Much rubbish is being spoken about how the CV (or resume to our American readers) is now dead. You know, that static, slightly dull thing that lists all the stuff you’ve done for work. I read recently on a blog that in a resume you’re just a piece of paper but in a profile you’re a human being. What? Has someone swallowed a dictionary full off management cliches? Someone get me a bucket.
It seems to be the trend that we in recruitment always feel the need to pronounce something that is dead. You remember how job boards were dead a few years ago……well they’re still here. You remember how dead staffing agencies were………well they’re still here and now the doomsayers are turning their sights on the poor old humble resume.
A cv in some form will always exist. Whenever you apply for a job there will have to be a mechanism for the potential recruiter to assess whether your background means it’s likely that you will have the skill set required to do the job. The only likely exception to this will be very low skilled jobs where previous experience of any kind is not required beyond possibly basic physical coordination.
A much more sensible argument is that the cv will always exist but that it is likely to change somewhat and quite possibly be presented to the employer in a different way. So here’s our list of things we’d like to see on every cv. These are pretty unlikely but in an ideal world the perfect cv would include:
- The basics you get now with details on employment etc.
- A video presentation from the candidate outlining why they think they are suitable for the job including specific examples of how their previous experience could help the potential employer.
- Details of your education and grades supplied directly by the schools/colleges you attended
- Your score in a standard intelligence test which everyone on the planet must sit
- A copy of all your past appraisals
- Comments from your current/past colleagues who’ve worked above, below and alongside you, giving their input into your likely suitability for the role
- Your precise current or last salary
- References from other companies that you have come into contact with: clients,partners, suppliers which is interactive allowing the potential recruiting company to ask these people questions
Points 3 - 8 could not be edited by the candidate in any way and the information would be electronically sucked into the candidate’s resume into a predetermined set of fields that can only be viewed by someone that candidate authorises.
Which brings me nicely onto the delivery of the cv.
The future cv (ideally) would be a web based piece of work. Not a word document or pdf but a page or pages which the candidate can update point 1 above. The video section could be created a dozen different times and tweaked to suit the specific job applied for in essence creating multiple version of the same cv….except the video content would differ from application to application. Points 3 - 8 could then be inserted into the candidate’s cv and there would be no hiding place from the results. Which means of course that every employer and educational establishment would have to sign up to use some great big central repository of candidate information on appraisals, a gold standard intelligence test, and partners/clients could login when prompted and update the information on the candidate if they had come into contact with them.
The problem with the cv is that it’s written by the candidate. Most are full of half truths, lies, damned lies and statistics (job at Yahoo anyone?). So imagine an interactive profile where at least 80% of the information is provided by others and the candidate can’t control what is said.
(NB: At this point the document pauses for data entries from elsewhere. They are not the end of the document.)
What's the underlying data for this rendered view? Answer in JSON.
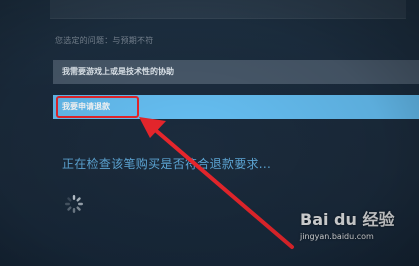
{
  "question_label": "您选定的问题：与预期不符",
  "options": [
    {
      "label": "我需要游戏上或是技术性的协助",
      "selected": false
    },
    {
      "label": "我要申请退款",
      "selected": true
    }
  ],
  "status_text": "正在检查该笔购买是否符合退款要求...",
  "watermark": {
    "logo": "Bai du 经验",
    "url": "jingyan.baidu.com"
  },
  "colors": {
    "background": "#1b2838",
    "option_default": "#495a6c",
    "option_selected": "#66c0f4",
    "status_text": "#5ea8d8",
    "annotation_red": "#e8262c"
  },
  "icons": {
    "spinner": "loading-spinner-icon",
    "paw": "baidu-paw-icon"
  }
}
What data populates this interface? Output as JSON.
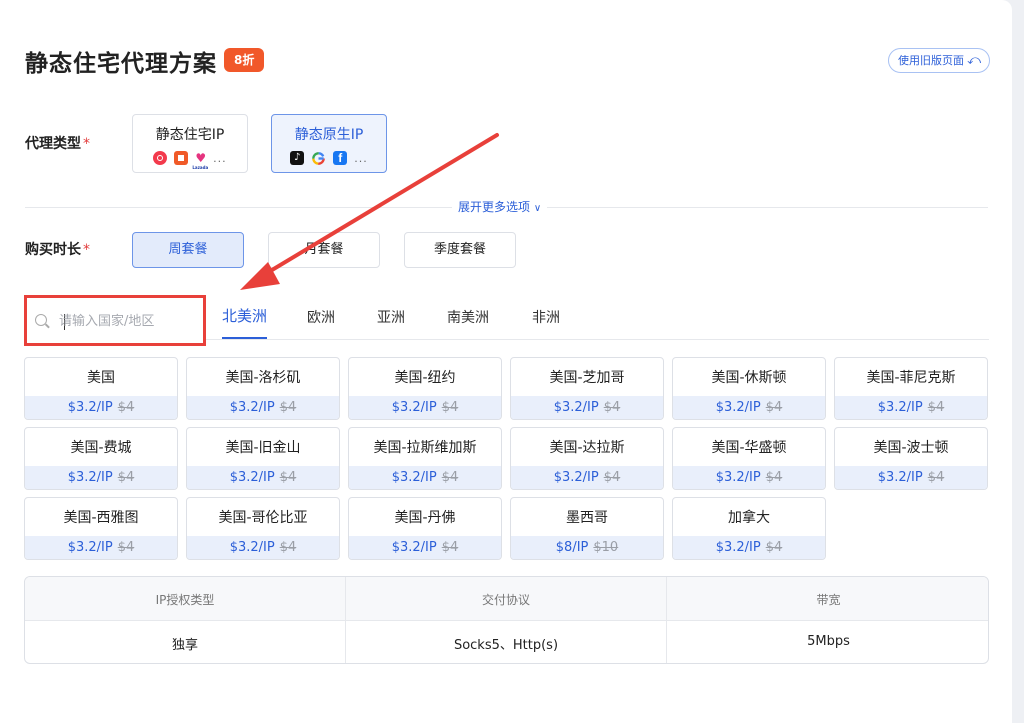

Now that would be interesting ! Think of all those duff hires you’ve made, you know….. the bluffers who’ve either misled you by massaging the truth on their resume or just talked a phenomenally good game during the interview. Come on, admit it, we’ve all hired at least one shocker. But with an online cv like this, it just wouldn’t happen. The bluffers would be exposed before they even got to interview and if they chose not to submit this new 360 degree profile, instead opting for the self penned traditional cv…….well you’d know they’be trying to hide something. In fact when you think about it, the entire cv (with the exception of the personal stuff like contact details) could theoretically be inserted by different organisations and sets of people…….and not by the applicant themselves. What we would need is some king of gargantuan online life database where your life could be gradually listed. Get a degree……the University updates your file. Get an accounting qualification, your employer updates your file. Got a pay rise, good/bad appraisal, new job etc etc….your employer updates your online profile. A kind of Facebook timeline for employment…..but written by others.
So is the cv dead? No, of course it isn’t but it will likely adapt as sites like Linkedin become the de facto storage facility for everyone’s career history. Already you can boost your credibility with references from people you’ve worked alongside and one wonders how long it will be before they allow users to post video profiles as well. Will it ever contain the other stuff outlined above………….watch this space.